Look, avoiding probate is especially important if your relationship is not supported by one or both families. Because if a family member doesn’t support your relationship, they are more likely to contest your will during a probate court proceeding.

This could prevent your surviving partner or spouse from receiving assets you left in your will. This conflict in probate court will further prolong this probate process potentially up to years, significantly drive up the costs your loved one would have to pay, and completely interrupt their ability to grieve and process the fact that they just lost you –– their most beloved.

Even if your loved one was able to get through the probate process and get ownership of your assets, typically, most traditional estate planning law firms fail to protect the assets your loved one inherits from future divorces, lawsuits, and bankruptcies.

The Second Issue You May Come Across is Failing to Properly Plan for Your Loved One’s Incapacity.

Like I said earlier, estate planning is not just about planning for your eventual death; it’s also about planning for your potential incapacity due to injury or illness. Proactive estate planning allows you to name the person (or persons) you would want to make your healthcare, legal, and financial decisions for you if you are incapacitated and unable to make such decisions yourself through a medical power of attorney.

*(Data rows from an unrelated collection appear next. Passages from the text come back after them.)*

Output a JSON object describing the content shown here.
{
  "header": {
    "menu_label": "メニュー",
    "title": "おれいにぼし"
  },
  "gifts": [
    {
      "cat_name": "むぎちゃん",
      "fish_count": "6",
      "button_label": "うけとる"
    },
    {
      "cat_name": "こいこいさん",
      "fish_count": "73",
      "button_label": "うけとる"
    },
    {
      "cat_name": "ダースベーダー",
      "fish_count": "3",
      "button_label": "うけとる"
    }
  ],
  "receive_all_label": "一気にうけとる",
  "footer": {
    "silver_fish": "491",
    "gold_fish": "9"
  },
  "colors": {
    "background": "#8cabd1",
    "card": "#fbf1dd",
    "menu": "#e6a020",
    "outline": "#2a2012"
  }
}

If you haven’t planned for incapacity, the choice is then left to the court to appoint the person(s) to make these financial and healthcare decisions on your behalf. If you’re unmarried and the court typically will first appoint one of your relatives as your guardian.

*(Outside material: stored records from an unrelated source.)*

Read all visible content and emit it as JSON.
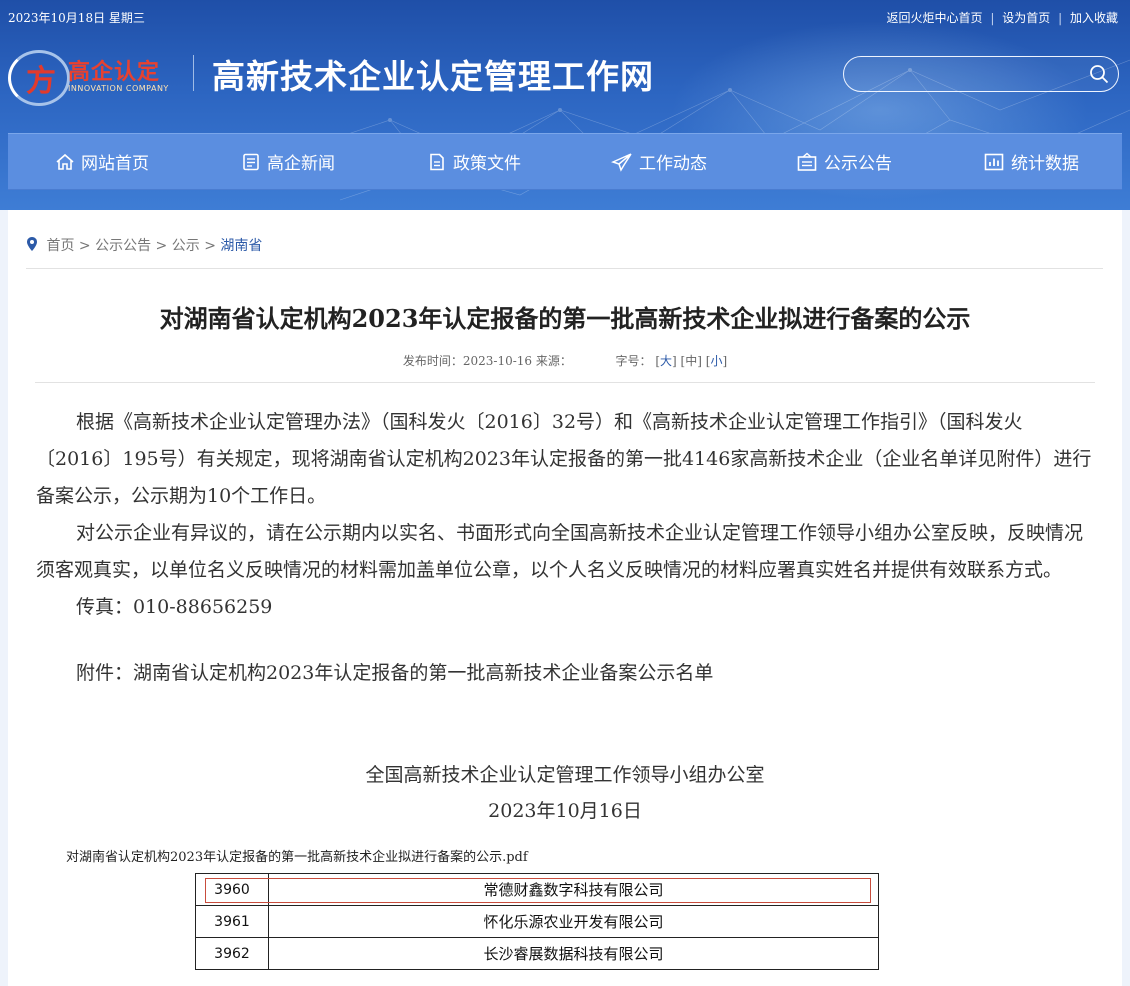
{
  "topbar": {
    "date": "2023年10月18日 星期三",
    "links": [
      "返回火炬中心首页",
      "设为首页",
      "加入收藏"
    ],
    "separator": "|"
  },
  "logo": {
    "brand_cn": "高企认定",
    "brand_en": "INNOVATION COMPANY"
  },
  "site_title": "高新技术企业认定管理工作网",
  "search": {
    "placeholder": "",
    "value": ""
  },
  "nav": {
    "items": [
      {
        "label": "网站首页",
        "icon": "home-icon"
      },
      {
        "label": "高企新闻",
        "icon": "news-icon"
      },
      {
        "label": "政策文件",
        "icon": "document-icon"
      },
      {
        "label": "工作动态",
        "icon": "paper-plane-icon"
      },
      {
        "label": "公示公告",
        "icon": "announcement-icon"
      },
      {
        "label": "统计数据",
        "icon": "chart-icon"
      }
    ]
  },
  "breadcrumb": {
    "items": [
      "首页",
      "公示公告",
      "公示"
    ],
    "current": "湖南省",
    "separator": ">"
  },
  "article": {
    "title": "对湖南省认定机构2023年认定报备的第一批高新技术企业拟进行备案的公示",
    "meta_publish": "发布时间：2023-10-16 来源：",
    "meta_fontsize_label": "字号：",
    "font_sizes": [
      "大",
      "中",
      "小"
    ],
    "paragraphs": [
      "根据《高新技术企业认定管理办法》（国科发火〔2016〕32号）和《高新技术企业认定管理工作指引》（国科发火〔2016〕195号）有关规定，现将湖南省认定机构2023年认定报备的第一批4146家高新技术企业（企业名单详见附件）进行备案公示，公示期为10个工作日。",
      "对公示企业有异议的，请在公示期内以实名、书面形式向全国高新技术企业认定管理工作领导小组办公室反映，反映情况须客观真实，以单位名义反映情况的材料需加盖单位公章，以个人名义反映情况的材料应署真实姓名并提供有效联系方式。",
      "传真：010-88656259"
    ],
    "attachment": "附件：湖南省认定机构2023年认定报备的第一批高新技术企业备案公示名单",
    "signature_org": "全国高新技术企业认定管理工作领导小组办公室",
    "signature_date": "2023年10月16日"
  },
  "pdf": {
    "filename": "对湖南省认定机构2023年认定报备的第一批高新技术企业拟进行备案的公示.pdf",
    "rows": [
      {
        "num": "3960",
        "name": "常德财鑫数字科技有限公司"
      },
      {
        "num": "3961",
        "name": "怀化乐源农业开发有限公司"
      },
      {
        "num": "3962",
        "name": "长沙睿展数据科技有限公司"
      }
    ]
  },
  "colors": {
    "banner": "#2d66c2",
    "nav": "#5b8ee0",
    "link": "#2c5aa8",
    "highlight": "#c84c3c"
  }
}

That means your unsupportive family could leave your partner totally out of the medical decision-making process and even deny them the right to visit you in the hospital. And even if you are married, it’s not guaranteed that your spouse would have the ultimate legal authority to make such decisions if you had no documentation in place and an unsupportive family member tries to contest your spouse’s right to be your legal guardian to make these decisions.

To ensure your partner/spouse has the ability to make these decisions for you, you must grant them the legal authority to do so using medical power of attorney and a financial power of attorney. That way, your partner or spouse would be able to visit you in the hospital, make healthcare decisions on your behalf, and be able to have access your financial accounts, make sure the bills and taxes are being paid, as well as being able to have access to funds for their well-being while you are incapacitated –– regardless of what any unsupportive family members may say.

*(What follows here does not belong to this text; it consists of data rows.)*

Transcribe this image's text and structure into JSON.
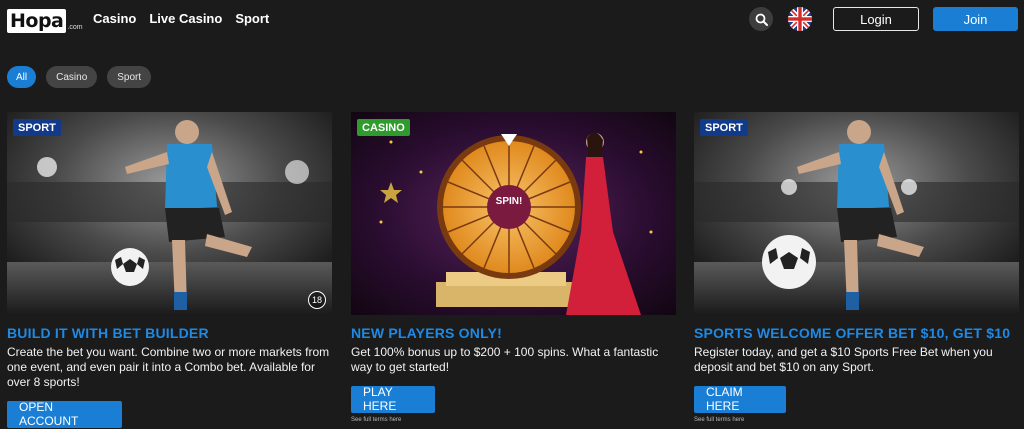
{
  "header": {
    "logo": "Hopa",
    "logo_suffix": ".com",
    "nav": [
      "Casino",
      "Live Casino",
      "Sport"
    ],
    "login": "Login",
    "join": "Join"
  },
  "icons": {
    "search": "search-icon",
    "flag": "uk-flag-icon"
  },
  "filters": [
    "All",
    "Casino",
    "Sport"
  ],
  "cards": [
    {
      "tag": "SPORT",
      "age": "18",
      "title": "BUILD IT WITH BET BUILDER",
      "body": "Create the bet you want. Combine two or more markets from one event, and even pair it into a Combo bet. Available for over 8 sports!",
      "cta": "OPEN ACCOUNT",
      "terms": ""
    },
    {
      "tag": "CASINO",
      "spin": "SPIN!",
      "title": "NEW PLAYERS ONLY!",
      "body": "Get 100% bonus up to $200 + 100 spins. What a fantastic way to get started!",
      "cta": "PLAY HERE",
      "terms": "See full terms here"
    },
    {
      "tag": "SPORT",
      "title": "SPORTS WELCOME OFFER BET $10, GET $10",
      "body": "Register today, and get a $10 Sports Free Bet when you deposit and bet $10 on any Sport.",
      "cta": "CLAIM HERE",
      "terms": "See full terms here"
    }
  ],
  "colors": {
    "accent": "#1a7fd4",
    "title": "#1e8ae6",
    "sport_tag": "#123a8a",
    "casino_tag": "#2e9b2c"
  }
}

As an estate planning law firm, we can support you in putting in place a robust estate plan that will ensure that your partner/spouse has the maximum rights possible if you are ever struck by a debilitating accident or illness.


This article is a service of estate planning attorney Elliott Feldman and the Elliott Feldman Law Group. We do not just draft documents; we ensure you make informed and empowered decisions about life and death, for yourself and the people you love. That’s why we offer a Family Prosperity Planning Session, during which you will get more financially organized than you’ve ever been before and make all the best choices for the people you love. You can begin by calling our office today to schedule a Family Prosperity Planning Session and mention this article to find out how to get this $750 planning session at no charge.